For example, a program may be kicked off for employee salespeople, VARs, or dealers through meetings with national or regional sales managers. Distributor sales programs can be launched with face-to-face meetings hosted by salespeople or by distributor managers who have been "trained" by salespeople. The call-to-action is to engage immediately in the program to achieve sales success and reap great personal rewards.

3. Ongoing touches. Now that the audience's attention has been grabbed, it needs to be held with a mix of touches. If the life of the program is short, say 3 to 4 months, participants need to be touched 2 to 3 times per month. If the program is mid-term, 6 to 8 months and 1 to 2 touches per month are appropriate. If the program is annual, target several touches a month, early and late, with monthly communications in between.

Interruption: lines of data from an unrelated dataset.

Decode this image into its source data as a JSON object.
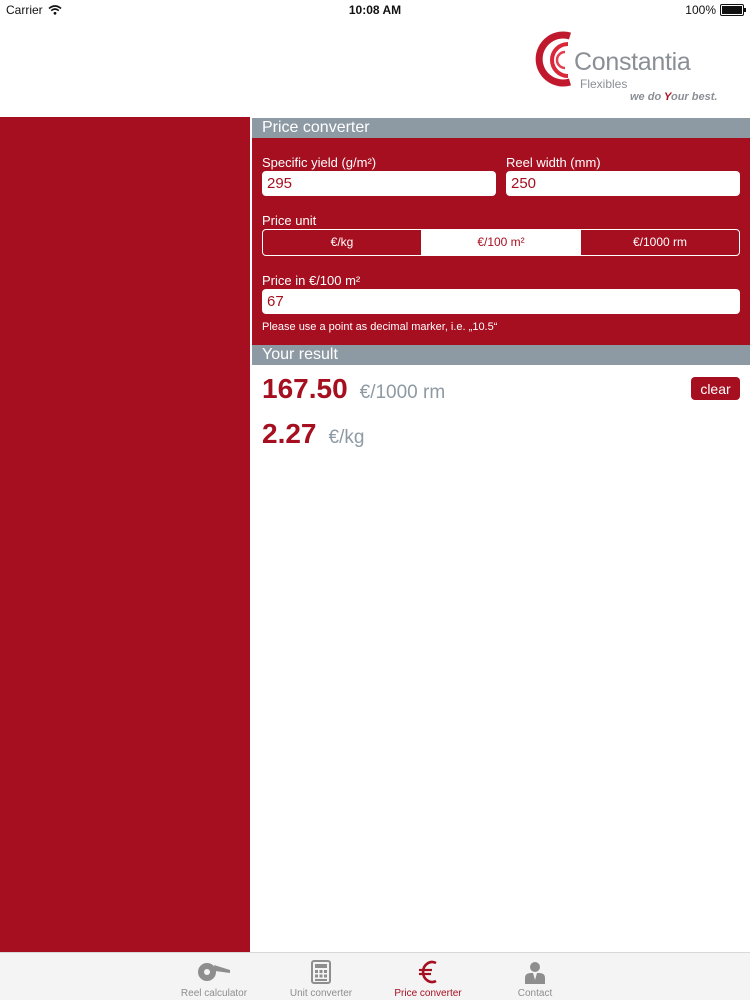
{
  "status_bar": {
    "carrier": "Carrier",
    "time": "10:08 AM",
    "battery": "100%"
  },
  "logo": {
    "name": "Constantia",
    "sub": "Flexibles",
    "tagline_pre": "we do ",
    "tagline_y": "Y",
    "tagline_post": "our best."
  },
  "price_converter": {
    "title": "Price converter",
    "specific_yield": {
      "label": "Specific yield (g/m²)",
      "value": "295"
    },
    "reel_width": {
      "label": "Reel width (mm)",
      "value": "250"
    },
    "price_unit": {
      "label": "Price unit",
      "options": [
        "€/kg",
        "€/100 m²",
        "€/1000 rm"
      ],
      "selected": "€/100 m²"
    },
    "price": {
      "label": "Price in €/100 m²",
      "value": "67"
    },
    "hint": "Please use a point as decimal marker, i.e. „10.5“"
  },
  "result": {
    "title": "Your result",
    "rows": [
      {
        "value": "167.50",
        "unit": "€/1000 rm"
      },
      {
        "value": "2.27",
        "unit": "€/kg"
      }
    ],
    "clear_label": "clear"
  },
  "tab_bar": {
    "tabs": [
      {
        "label": "Reel calculator",
        "icon": "reel-icon",
        "active": false
      },
      {
        "label": "Unit converter",
        "icon": "calculator-icon",
        "active": false
      },
      {
        "label": "Price converter",
        "icon": "euro-icon",
        "active": true
      },
      {
        "label": "Contact",
        "icon": "contact-person-icon",
        "active": false
      }
    ]
  },
  "colors": {
    "accent": "#a60f20",
    "section_header": "#8e9aa3",
    "tab_bar": "#f4f4f4"
  }
}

Even if an incentive process allows participants to roll points from year to year, it is critical to maintain monthly touches and change up the theme or sub-theme on an annual basis to keep things interesting. The calls-to-action are typically entreaties to keep on pushing…and reminders of the great awards that await top sales performers.

4. Program conclusion. A program needs to be closed out professionally and every participant needs to be contacted, regardless of his or her level of success. A personal message of congratulations or thanks for participating is appropriate. Rather than an e-mail, we suggest a letter written and hand-signed by a top-level manager.

Social media may be used to share outstanding performance with the rest of the sales channel. The call-to-action is to appreciate the relationship that is being built between the sponsoring company and the sales performer.

5.Post-program recognition. Recognition is the memory anchor that locks in appreciation and spurs future performance. So if your channel allows for recognition of top performers, it is critical sales managers take advantage of that opportunity with a local recognition ceremony, or at least the delivery of a recognition award with a personal note of thanks. The call-to-action is to engage in the next promotion and shoot for even higher sales next year.

The story here is sales managers must take the communications piece of their incentive and loyalty program just as seriously as the rules and rewards deliverables to give their program the best chance for sales success. Challenge your incentive provider to push the envelope with multiple media, social media and new strategies. In this of all years, your communications campaign may make or break your incentive program.

SMM columnist David Chittock is president of Incentra.